American Transportation: Driving in 1776 (Part 1)

There you are, watching the Declaration of Independence being signed in the year 1776. It’s hot inside and outside, showers are not an everyday occurrence so there is a slight smell, and all you can think about is entering your nice air conditioned Tesla vehicle. Well, actually you didn’t have a Tesla back then … or air conditioning, or cars in general.

early american transportationSince it’s around that time of year with a National Holiday, many of us wonder how people survived back in the beginnings of America. There was no plumbing, heating, air conditioning, or electricity. Let’s face it life in 2018 is pretty darn good. Transportation from 1776 to 2018 has changed tremendously. Only in the past century have things really turned around, and in the past half century have more people really become able to afford cars and flights.

18th Century Transportation

Land Transportation

For those of the lower class the most common transportation was by foot or horse; however, many of the poor only had one or two horses per household if they could afford it. Often times they only used the horses for long trips to town or for work.

The middle class also walked very often to get from one destination to the other.
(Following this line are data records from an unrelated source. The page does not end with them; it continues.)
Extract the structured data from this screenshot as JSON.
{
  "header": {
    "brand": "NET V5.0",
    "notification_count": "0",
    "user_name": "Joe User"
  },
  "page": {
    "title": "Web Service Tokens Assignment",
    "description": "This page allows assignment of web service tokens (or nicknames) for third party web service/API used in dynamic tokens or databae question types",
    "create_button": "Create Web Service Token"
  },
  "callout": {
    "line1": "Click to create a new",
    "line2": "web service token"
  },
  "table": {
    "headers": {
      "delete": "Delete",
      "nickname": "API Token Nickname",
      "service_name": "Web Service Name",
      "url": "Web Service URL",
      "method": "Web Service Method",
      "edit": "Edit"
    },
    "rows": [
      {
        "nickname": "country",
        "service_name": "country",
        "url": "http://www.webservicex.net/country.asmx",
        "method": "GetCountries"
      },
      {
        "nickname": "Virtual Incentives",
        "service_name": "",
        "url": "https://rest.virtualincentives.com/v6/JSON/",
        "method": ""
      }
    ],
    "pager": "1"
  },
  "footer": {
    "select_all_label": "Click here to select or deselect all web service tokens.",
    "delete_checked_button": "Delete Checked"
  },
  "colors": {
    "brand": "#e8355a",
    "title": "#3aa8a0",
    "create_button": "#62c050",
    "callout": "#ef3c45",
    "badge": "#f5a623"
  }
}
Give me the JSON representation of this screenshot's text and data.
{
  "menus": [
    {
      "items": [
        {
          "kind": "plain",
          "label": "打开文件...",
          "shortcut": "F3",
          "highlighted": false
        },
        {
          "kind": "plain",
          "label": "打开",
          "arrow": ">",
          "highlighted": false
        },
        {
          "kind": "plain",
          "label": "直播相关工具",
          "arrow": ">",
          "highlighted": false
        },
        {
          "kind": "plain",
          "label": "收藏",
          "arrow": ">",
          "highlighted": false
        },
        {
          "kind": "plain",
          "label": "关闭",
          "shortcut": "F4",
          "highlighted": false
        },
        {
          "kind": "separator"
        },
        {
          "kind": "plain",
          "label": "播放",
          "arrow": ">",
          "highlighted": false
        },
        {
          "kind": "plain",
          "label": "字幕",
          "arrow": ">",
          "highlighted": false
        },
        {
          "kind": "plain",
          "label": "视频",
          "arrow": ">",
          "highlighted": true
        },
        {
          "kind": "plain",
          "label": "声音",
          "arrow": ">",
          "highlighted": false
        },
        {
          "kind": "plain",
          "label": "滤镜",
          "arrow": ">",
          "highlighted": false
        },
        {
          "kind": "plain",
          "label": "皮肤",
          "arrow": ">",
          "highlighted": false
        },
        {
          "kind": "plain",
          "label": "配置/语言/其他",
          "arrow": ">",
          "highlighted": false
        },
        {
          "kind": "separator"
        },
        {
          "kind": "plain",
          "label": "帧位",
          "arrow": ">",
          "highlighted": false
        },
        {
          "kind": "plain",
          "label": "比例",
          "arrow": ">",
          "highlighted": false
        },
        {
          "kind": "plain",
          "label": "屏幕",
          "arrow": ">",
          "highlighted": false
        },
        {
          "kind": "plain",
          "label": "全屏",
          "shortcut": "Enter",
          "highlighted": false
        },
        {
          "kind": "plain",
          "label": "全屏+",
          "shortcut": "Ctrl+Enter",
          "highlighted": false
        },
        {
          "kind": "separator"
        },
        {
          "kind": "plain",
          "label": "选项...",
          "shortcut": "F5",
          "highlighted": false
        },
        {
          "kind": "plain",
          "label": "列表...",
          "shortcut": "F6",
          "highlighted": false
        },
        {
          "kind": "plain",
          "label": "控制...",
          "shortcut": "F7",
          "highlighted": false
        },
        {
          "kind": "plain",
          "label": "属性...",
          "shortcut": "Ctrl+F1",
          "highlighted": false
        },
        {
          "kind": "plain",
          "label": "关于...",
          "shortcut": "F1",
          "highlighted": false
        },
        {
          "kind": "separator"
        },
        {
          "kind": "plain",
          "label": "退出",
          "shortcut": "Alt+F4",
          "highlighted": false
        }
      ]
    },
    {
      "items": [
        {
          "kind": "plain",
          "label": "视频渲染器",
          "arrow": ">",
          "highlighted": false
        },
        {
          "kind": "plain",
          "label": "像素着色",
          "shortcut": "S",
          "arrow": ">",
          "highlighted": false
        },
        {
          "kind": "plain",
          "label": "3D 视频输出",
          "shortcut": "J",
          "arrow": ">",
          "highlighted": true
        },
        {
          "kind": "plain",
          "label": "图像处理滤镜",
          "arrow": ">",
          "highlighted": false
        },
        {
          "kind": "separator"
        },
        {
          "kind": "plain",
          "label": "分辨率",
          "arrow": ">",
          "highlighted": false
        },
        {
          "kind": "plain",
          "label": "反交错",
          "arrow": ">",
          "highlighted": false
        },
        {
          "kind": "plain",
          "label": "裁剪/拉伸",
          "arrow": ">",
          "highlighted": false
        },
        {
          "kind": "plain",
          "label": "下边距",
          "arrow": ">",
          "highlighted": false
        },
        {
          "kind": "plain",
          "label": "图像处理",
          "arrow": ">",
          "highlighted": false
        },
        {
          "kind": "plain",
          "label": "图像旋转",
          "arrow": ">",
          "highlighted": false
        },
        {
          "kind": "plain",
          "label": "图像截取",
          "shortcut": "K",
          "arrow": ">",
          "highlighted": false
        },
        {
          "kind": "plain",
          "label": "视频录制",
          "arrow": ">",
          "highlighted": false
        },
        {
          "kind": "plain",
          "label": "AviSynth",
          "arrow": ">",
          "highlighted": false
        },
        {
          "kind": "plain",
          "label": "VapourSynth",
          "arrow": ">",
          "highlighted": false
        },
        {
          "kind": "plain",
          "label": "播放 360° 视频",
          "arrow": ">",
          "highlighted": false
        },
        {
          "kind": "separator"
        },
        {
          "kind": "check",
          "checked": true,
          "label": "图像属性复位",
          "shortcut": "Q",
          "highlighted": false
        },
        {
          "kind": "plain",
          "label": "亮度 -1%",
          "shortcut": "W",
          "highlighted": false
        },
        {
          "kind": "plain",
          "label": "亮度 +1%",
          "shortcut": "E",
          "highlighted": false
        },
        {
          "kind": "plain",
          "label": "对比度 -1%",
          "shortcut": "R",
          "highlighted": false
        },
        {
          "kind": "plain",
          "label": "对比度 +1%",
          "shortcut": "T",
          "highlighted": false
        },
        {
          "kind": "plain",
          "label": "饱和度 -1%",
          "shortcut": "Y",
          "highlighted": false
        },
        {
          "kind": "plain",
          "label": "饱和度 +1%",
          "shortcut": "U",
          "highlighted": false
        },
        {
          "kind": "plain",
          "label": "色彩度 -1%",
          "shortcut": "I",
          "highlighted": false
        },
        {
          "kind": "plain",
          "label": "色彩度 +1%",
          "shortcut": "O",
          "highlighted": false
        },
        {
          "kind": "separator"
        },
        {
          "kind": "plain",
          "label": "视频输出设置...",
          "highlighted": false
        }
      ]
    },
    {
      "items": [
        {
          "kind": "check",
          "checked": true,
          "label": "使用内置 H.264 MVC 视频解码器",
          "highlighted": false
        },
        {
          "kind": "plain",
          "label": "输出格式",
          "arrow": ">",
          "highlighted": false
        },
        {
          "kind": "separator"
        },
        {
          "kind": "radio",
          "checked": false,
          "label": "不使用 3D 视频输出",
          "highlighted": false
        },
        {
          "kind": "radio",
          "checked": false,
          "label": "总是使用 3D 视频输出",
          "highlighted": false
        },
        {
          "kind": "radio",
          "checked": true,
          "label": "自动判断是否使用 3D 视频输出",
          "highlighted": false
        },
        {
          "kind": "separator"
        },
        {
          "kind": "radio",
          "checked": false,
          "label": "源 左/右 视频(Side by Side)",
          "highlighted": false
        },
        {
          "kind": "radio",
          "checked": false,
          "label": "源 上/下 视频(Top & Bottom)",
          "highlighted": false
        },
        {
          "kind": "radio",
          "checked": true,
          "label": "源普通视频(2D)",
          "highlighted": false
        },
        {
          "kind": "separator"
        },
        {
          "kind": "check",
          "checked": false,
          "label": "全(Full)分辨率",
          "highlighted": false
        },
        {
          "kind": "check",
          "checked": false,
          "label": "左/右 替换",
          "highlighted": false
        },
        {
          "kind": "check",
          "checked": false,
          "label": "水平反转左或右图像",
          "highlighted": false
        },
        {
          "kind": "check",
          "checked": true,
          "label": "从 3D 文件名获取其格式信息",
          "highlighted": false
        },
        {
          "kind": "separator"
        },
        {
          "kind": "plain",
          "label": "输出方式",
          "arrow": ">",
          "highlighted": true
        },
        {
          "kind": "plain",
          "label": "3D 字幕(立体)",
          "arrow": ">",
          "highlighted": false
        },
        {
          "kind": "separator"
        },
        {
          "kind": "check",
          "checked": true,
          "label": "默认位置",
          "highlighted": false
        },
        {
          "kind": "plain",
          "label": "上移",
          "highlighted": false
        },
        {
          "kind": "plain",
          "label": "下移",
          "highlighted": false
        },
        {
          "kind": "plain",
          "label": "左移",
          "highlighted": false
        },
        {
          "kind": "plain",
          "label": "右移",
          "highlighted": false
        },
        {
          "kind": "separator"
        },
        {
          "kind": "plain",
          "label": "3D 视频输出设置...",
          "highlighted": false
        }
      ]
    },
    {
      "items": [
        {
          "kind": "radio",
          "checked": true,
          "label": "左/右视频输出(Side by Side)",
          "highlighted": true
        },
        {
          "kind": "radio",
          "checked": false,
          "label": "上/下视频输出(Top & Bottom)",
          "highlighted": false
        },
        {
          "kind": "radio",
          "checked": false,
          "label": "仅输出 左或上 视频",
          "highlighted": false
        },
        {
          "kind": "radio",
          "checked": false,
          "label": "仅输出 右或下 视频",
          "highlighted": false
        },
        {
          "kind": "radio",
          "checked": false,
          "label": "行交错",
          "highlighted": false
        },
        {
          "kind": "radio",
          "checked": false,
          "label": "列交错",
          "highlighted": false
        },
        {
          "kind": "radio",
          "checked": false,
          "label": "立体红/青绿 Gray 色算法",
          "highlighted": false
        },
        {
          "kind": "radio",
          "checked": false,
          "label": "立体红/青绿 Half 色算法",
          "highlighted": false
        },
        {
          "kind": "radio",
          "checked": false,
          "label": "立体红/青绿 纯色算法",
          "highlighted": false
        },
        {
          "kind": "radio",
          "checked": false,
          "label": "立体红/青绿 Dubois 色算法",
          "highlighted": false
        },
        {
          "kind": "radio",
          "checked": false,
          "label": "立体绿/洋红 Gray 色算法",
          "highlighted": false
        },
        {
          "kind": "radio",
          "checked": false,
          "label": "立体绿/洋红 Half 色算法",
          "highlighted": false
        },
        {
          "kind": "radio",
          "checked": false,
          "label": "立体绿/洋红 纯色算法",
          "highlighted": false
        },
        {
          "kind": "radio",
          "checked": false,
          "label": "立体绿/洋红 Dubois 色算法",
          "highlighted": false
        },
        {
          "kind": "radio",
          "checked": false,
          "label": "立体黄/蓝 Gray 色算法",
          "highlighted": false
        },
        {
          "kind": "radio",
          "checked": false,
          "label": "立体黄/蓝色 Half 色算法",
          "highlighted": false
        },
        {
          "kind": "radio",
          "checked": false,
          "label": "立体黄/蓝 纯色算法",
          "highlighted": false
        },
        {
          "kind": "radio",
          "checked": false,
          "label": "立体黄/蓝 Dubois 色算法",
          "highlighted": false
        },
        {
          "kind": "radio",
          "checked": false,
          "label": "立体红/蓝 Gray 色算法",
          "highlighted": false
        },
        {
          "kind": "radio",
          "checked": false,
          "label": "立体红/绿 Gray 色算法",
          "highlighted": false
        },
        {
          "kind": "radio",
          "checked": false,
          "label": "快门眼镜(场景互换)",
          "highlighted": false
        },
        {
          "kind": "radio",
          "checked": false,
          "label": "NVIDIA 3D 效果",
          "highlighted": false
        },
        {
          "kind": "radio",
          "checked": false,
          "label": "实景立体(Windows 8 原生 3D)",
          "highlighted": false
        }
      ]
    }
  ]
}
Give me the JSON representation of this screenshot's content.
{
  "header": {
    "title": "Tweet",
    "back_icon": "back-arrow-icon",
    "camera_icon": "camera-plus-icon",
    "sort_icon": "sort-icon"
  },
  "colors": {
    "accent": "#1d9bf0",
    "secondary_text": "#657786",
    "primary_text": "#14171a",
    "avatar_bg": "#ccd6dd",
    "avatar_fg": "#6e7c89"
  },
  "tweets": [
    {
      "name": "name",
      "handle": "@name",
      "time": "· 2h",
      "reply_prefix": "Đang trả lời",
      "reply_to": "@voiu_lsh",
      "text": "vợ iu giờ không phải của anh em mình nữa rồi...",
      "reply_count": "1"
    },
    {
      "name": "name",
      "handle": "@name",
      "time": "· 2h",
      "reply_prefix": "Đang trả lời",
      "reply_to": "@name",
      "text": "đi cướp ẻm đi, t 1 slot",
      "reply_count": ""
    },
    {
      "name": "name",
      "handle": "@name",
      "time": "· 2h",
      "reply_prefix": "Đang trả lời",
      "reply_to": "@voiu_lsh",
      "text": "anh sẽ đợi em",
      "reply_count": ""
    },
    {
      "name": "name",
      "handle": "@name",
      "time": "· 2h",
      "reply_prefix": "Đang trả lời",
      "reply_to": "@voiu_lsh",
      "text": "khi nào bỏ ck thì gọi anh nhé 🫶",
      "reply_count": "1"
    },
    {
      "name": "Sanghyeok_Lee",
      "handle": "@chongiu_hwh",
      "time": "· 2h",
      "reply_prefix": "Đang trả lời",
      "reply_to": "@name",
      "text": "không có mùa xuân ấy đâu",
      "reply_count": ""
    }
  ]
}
However, some people in the middle class were able to afford carts and wagons pulled by one or two horses allowing easier travel and carriage of goods.

The upper class generally had carriages or stagecoaches pulled by multiple horses and a driver. The stagecoaches were much more lavish and some people decorated the coach to show their wealth.

Wagons and carts were also pulled by oxen and mules transporting goods and personal property. Don’t forget roads were not in existence. The first national road was built during the 1740’s, but nothing like what we would think of as a road today. Travel was difficult as it was dirt paths through forests or open areas that still had tree stumps with carriage marks on either side.

Water Transportation 

The only form of transportation from country to country was a sailing ship. The main ship used was an overseas vessel, transporting people and cargo from England and other countries to America. While these ships were large enough to carry many people and products they were still cramped. A coasting vessel was used to transport goods and people along the coast of a country, such as traveling down the east coast of America in a ship from colony to colony.

19th Century Transportation

Land Transportation

Roads were just beginning to be made, but only large roads all east of the Appalachian mountains such as the National Road from Cumberland, Maryland to Columbus, Ohio. If a person wished to travel and settle in the West they would take wagon trails that were often dreadful and difficult, like the Oregon Trail.

Just before the mid-1800s railroads began appearing and being built for cargo transportation. Railroads ran from the Northeast, to the South, to the Midwest, unlike many roads in the beginning of the 1800s.

Water Transportation

Steamboats were first commercially tested in 1807 in the Hudson River. These were used for cargo transportation and travel up and down major rivers in the United States. Come the 1830s most rivers were dominated by steamboats, which allowed cheaper trade and quicker travel.

Canals were built throughout the century, for much faster transportation of goods between states. The Erie Canal opened up agricultural hinterlands for trade between states and regions. After the success of this canal, the rest of the northeast began to build these inland waterways to create efficiency and ease of trade.

In only two centuries life changed drastically for people in the United States. New states were founded in America, railroad systems ran throughout the country, and canals and rivers were used as quick transportation. If you’re wondering how much more life changed in the next two centuries come back and read our part 2 in just a few weeks from railroads to autonomous vehicles.